**Assignment:** Every record shown below should be duplicated exactly.

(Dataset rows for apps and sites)
- - - -

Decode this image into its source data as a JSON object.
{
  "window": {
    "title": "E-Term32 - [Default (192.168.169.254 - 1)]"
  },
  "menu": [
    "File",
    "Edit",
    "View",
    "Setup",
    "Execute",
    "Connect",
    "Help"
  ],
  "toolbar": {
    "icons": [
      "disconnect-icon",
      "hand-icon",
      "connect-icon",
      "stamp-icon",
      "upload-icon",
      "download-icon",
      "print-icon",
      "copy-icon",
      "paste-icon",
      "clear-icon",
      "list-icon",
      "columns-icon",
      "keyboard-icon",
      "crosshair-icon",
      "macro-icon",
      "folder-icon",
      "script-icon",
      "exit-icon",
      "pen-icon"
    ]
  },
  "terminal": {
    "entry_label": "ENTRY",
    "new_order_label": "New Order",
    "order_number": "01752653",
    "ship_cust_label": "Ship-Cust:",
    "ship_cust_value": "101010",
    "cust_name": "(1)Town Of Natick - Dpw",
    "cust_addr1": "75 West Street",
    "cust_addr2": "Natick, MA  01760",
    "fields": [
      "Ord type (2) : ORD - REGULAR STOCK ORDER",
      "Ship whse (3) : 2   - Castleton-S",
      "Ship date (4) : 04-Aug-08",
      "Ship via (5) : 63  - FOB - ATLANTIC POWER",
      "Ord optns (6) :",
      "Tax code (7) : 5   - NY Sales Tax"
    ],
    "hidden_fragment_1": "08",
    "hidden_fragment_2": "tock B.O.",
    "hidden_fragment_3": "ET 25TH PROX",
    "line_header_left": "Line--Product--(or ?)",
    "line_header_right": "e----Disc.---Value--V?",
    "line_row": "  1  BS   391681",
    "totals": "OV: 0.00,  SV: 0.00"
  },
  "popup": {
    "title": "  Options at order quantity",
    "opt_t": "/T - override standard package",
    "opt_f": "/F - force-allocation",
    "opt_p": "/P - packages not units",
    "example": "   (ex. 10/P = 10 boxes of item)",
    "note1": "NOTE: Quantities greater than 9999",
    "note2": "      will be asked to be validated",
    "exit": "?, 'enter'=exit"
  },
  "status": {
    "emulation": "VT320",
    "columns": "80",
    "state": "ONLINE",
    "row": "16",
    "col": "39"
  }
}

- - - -

**Exercise output:**
Decode this image into its source data as a JSON object.
{
  "window": {
    "title": "E-Term32 - [Default (192.168.169.254 - 1)]"
  },
  "menu": [
    "File",
    "Edit",
    "View",
    "Setup",
    "Execute",
    "Connect",
    "Help"
  ],
  "toolbar": {
    "icons": [
      "disconnect-icon",
      "hand-icon",
      "connect-icon",
      "stamp-icon",
      "upload-icon",
      "download-icon",
      "print-icon",
      "copy-icon",
      "paste-icon",
      "clear-icon",
      "list-icon",
      "columns-icon",
      "keyboard-icon",
      "crosshair-icon",
      "macro-icon",
      "folder-icon",
      "script-icon",
      "exit-icon",
      "pen-icon"
    ]
  },
  "terminal": {
    "entry_label": "ENTRY",
    "new_order_label": "New Order",
    "order_number": "01752653",
    "ship_cust_label": "Ship-Cust:",
    "ship_cust_value": "101010",
    "cust_name": "(1)Town Of Natick - Dpw",
    "cust_addr1": "75 West Street",
    "cust_addr2": "Natick, MA  01760",
    "fields": [
      "Ord type (2) : ORD - REGULAR STOCK ORDER",
      "Ship whse (3) : 2   - Castleton-S",
      "Ship date (4) : 04-Aug-08",
      "Ship via (5) : 63  - FOB - ATLANTIC POWER",
      "Ord optns (6) :",
      "Tax code (7) : 5   - NY Sales Tax"
    ],
    "hidden_fragment_1": "08",
    "hidden_fragment_2": "tock B.O.",
    "hidden_fragment_3": "ET 25TH PROX",
    "line_header_left": "Line--Product--(or ?)",
    "line_header_right": "e----Disc.---Value--V?",
    "line_row": "  1  BS   391681",
    "totals": "OV: 0.00,  SV: 0.00"
  },
  "popup": {
    "title": "  Options at order quantity",
    "opt_t": "/T - override standard package",
    "opt_f": "/F - force-allocation",
    "opt_p": "/P - packages not units",
    "example": "   (ex. 10/P = 10 boxes of item)",
    "note1": "NOTE: Quantities greater than 9999",
    "note2": "      will be asked to be validated",
    "exit": "?, 'enter'=exit"
  },
  "status": {
    "emulation": "VT320",
    "columns": "80",
    "state": "ONLINE",
    "row": "16",
    "col": "39"
  }
}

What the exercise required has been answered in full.